During a House Judiciary Committee oversight hearing today, Attorney General Jeff Sessions admitted his Department of Justice would be required to abide by budget amendments that restrict their use of funding to go after state-legal medical marijuana programs.
In an interview with conservative radio show host Hugh Hewitt, Attorney General Jeff Sessions reiterated his position against marijuana, his commitment to enforcing its prohibition, and expressed an openness to use RICO suits against businesses that handle the plant.
Atlanta City Council voted to pass Ordinance 1700-1152, decriminalizing marijuana possession offenses. This measure amends the local law so that the possession of up to one ounce of marijuana is punishable by a $75 fine — no arrest, jail time, or criminal arrest record.
Eighty years ago, on October 2, 1937, House Bill 6385: The Marihuana Tax Act was enacted as law.
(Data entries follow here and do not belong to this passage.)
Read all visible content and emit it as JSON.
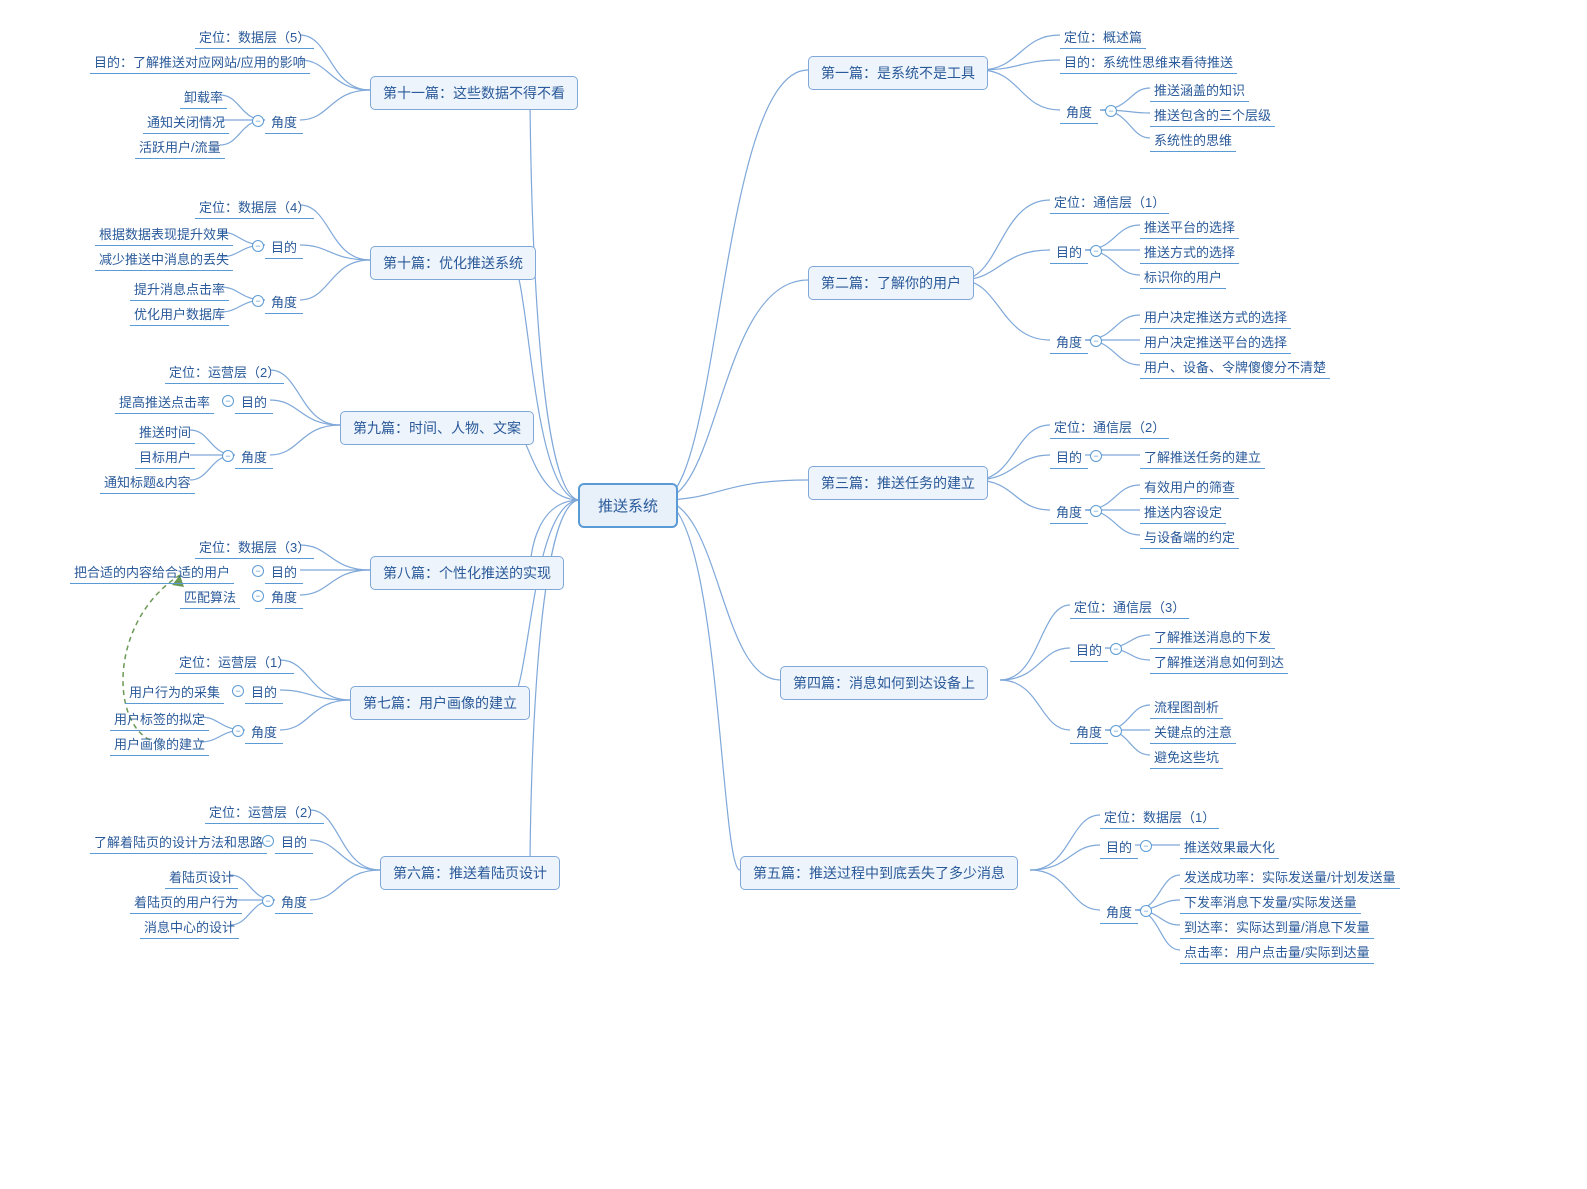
{
  "root": "推送系统",
  "chapters": [
    {
      "title": "第一篇：是系统不是工具",
      "pos": "定位：概述篇",
      "purpose_label": "目的：系统性思维来看待推送",
      "angle_label": "角度",
      "angles": [
        "推送涵盖的知识",
        "推送包含的三个层级",
        "系统性的思维"
      ]
    },
    {
      "title": "第二篇：了解你的用户",
      "pos": "定位：通信层（1）",
      "purpose_label": "目的",
      "purposes": [
        "推送平台的选择",
        "推送方式的选择",
        "标识你的用户"
      ],
      "angle_label": "角度",
      "angles": [
        "用户决定推送方式的选择",
        "用户决定推送平台的选择",
        "用户、设备、令牌傻傻分不清楚"
      ]
    },
    {
      "title": "第三篇：推送任务的建立",
      "pos": "定位：通信层（2）",
      "purpose_label": "目的",
      "purpose_single": "了解推送任务的建立",
      "angle_label": "角度",
      "angles": [
        "有效用户的筛查",
        "推送内容设定",
        "与设备端的约定"
      ]
    },
    {
      "title": "第四篇：消息如何到达设备上",
      "pos": "定位：通信层（3）",
      "purpose_label": "目的",
      "purposes": [
        "了解推送消息的下发",
        "了解推送消息如何到达"
      ],
      "angle_label": "角度",
      "angles": [
        "流程图剖析",
        "关键点的注意",
        "避免这些坑"
      ]
    },
    {
      "title": "第五篇：推送过程中到底丢失了多少消息",
      "pos": "定位：数据层（1）",
      "purpose_label": "目的",
      "purpose_single": "推送效果最大化",
      "angle_label": "角度",
      "angles": [
        "发送成功率：实际发送量/计划发送量",
        "下发率消息下发量/实际发送量",
        "到达率：实际达到量/消息下发量",
        "点击率：用户点击量/实际到达量"
      ]
    },
    {
      "title": "第六篇：推送着陆页设计",
      "pos": "定位：运营层（2）",
      "purpose_label": "目的",
      "purpose_single": "了解着陆页的设计方法和思路",
      "angle_label": "角度",
      "angles": [
        "着陆页设计",
        "着陆页的用户行为",
        "消息中心的设计"
      ]
    },
    {
      "title": "第七篇：用户画像的建立",
      "pos": "定位：运营层（1）",
      "purpose_label": "目的",
      "purpose_single": "用户行为的采集",
      "angle_label": "角度",
      "angles": [
        "用户标签的拟定",
        "用户画像的建立"
      ]
    },
    {
      "title": "第八篇：个性化推送的实现",
      "pos": "定位：数据层（3）",
      "purpose_label": "目的",
      "purpose_single": "把合适的内容给合适的用户",
      "angle_label": "角度",
      "angle_single": "匹配算法"
    },
    {
      "title": "第九篇：时间、人物、文案",
      "pos": "定位：运营层（2）",
      "purpose_label": "目的",
      "purpose_single": "提高推送点击率",
      "angle_label": "角度",
      "angles": [
        "推送时间",
        "目标用户",
        "通知标题&内容"
      ]
    },
    {
      "title": "第十篇：优化推送系统",
      "pos": "定位：数据层（4）",
      "purpose_label": "目的",
      "purposes": [
        "根据数据表现提升效果",
        "减少推送中消息的丢失"
      ],
      "angle_label": "角度",
      "angles": [
        "提升消息点击率",
        "优化用户数据库"
      ]
    },
    {
      "title": "第十一篇：这些数据不得不看",
      "pos": "定位：数据层（5）",
      "purpose_label": "目的：了解推送对应网站/应用的影响",
      "angle_label": "角度",
      "angles": [
        "卸载率",
        "通知关闭情况",
        "活跃用户/流量"
      ]
    }
  ]
}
The Act for the first time imposed federal criminal penalties on activities specific to the possession, production, and sale of cannabis – thus ushering in the modern era of federal prohibition.
Tabulations calculating the percentage of annual marijuana arrests nationwide are absent from the 2017 edition of the FBI Uniform Crime Report. But unpublished data provided by the agency upon request shows the first increase in nearly a decade in marijuana-related arrests.
On Regulations.Gov, right now, the Federal Food and Drug Administration (FDA) is soliciting public comments with regard to the therapeutic utility and abuse liability of various controlled substances, including cannabidiol (CBD).
This amendment is similar to the Better Drive Act, which Congressman O’Rourke introduced in April. The Better Drive Act removes the federal mandate that demands states to suspend the driver’s license of individuals with a marijuana possession conviction. Currently, any drug conviction, regardless of whether or not the motor vehicle was involved, results in an automatic suspension of the individual’s driving privileges for a period of six months.
Washington State Governor Jay Inslee and Attorney General Bob Ferguson responded to a July 24 letter from US Attorney General Jeff Sessions, in which Sessions’ made multiple allegations all based on a single misleading 2016 report.
This bill prohibits state-sanctioned marijuana consumers and businesses from being prosecuted by the federal government.
The high court found that the prosecutor did not have the legal authority to hire his own people to drive up and down the highways, making traffic stops and searching vehicles for drugs.